“It is not a good thing,” said Wiseman, adding, “the reason why is the beach rack is very important.”

Wiseman, who patrols Bradenton Beach daily as part of Anna Maria Island Turtle Watch, says beach rack is simply plant material that washes ashore like seaweed. He says the seaweed often cleared from the beach for aesthetic reasons is important to the beach ecosystem.

“We have a lot of birds that migrate through here every year on their way up to the Arctic circle to breed and this is one of the major feeds.”

He doesn't believe the constant grooming and raking of the sand is good for the ecosystem either and believes that what nature puts on the beach has a reason and should stay on the beach.

A recent a study of a Mediterranean beach on the coast of Spain conducted over a 30 year time frame backs up Wiseman's opinion. Researches conducting the study noticed a correlation between the number of tourists on a beach and the decline of sea shells. According to the study, a 300 percent increase in tourism led to a 60 percent decrease in the abundance of seashells on a beach frequented by tourists.

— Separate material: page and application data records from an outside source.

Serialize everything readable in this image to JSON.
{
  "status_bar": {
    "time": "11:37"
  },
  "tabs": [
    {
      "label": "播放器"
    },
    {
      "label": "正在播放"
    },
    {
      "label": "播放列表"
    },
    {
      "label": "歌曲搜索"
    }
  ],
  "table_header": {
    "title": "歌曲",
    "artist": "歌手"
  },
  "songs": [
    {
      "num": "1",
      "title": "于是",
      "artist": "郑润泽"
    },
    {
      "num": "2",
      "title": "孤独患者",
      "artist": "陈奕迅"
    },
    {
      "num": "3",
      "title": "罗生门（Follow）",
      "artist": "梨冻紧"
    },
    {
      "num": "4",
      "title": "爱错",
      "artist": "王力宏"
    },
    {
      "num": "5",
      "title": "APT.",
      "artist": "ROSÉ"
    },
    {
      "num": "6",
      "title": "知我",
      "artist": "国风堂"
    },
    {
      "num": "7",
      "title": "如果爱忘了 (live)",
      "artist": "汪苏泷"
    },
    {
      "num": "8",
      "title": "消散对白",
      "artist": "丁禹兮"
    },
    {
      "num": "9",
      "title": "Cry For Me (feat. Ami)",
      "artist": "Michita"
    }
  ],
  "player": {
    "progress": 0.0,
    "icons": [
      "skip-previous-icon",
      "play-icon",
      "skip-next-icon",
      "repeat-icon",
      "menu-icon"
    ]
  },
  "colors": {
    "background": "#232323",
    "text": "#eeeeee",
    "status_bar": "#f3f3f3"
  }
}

“I never really thought twice about walking along the beach and just looking for pretty sea shells," said Eric Gee. He says collecting shells has always been part of the beach experience. “You take for granted, you think it is some renewable resource that is there.”

Florida had over 91 million visitors in the state last year. “The engineer in me jumps right to the law of big numbers. If everybody is taking home a seashell or two that is a lot of seashells,” said Gee.

“I can see the concern,” said Dave Hayes. He points out that in our national parks you are not allow to remove even a rock. “The parks are for everyone. It would be a shame if we lost a portion of our heritage here.”

Wiseman agrees and hopes everyone will think twice before they remove anything from the beach.

“Nature put things in place for a reason. Usually they are here because they are supposed to be here and they contribute to the diversity of the beach.”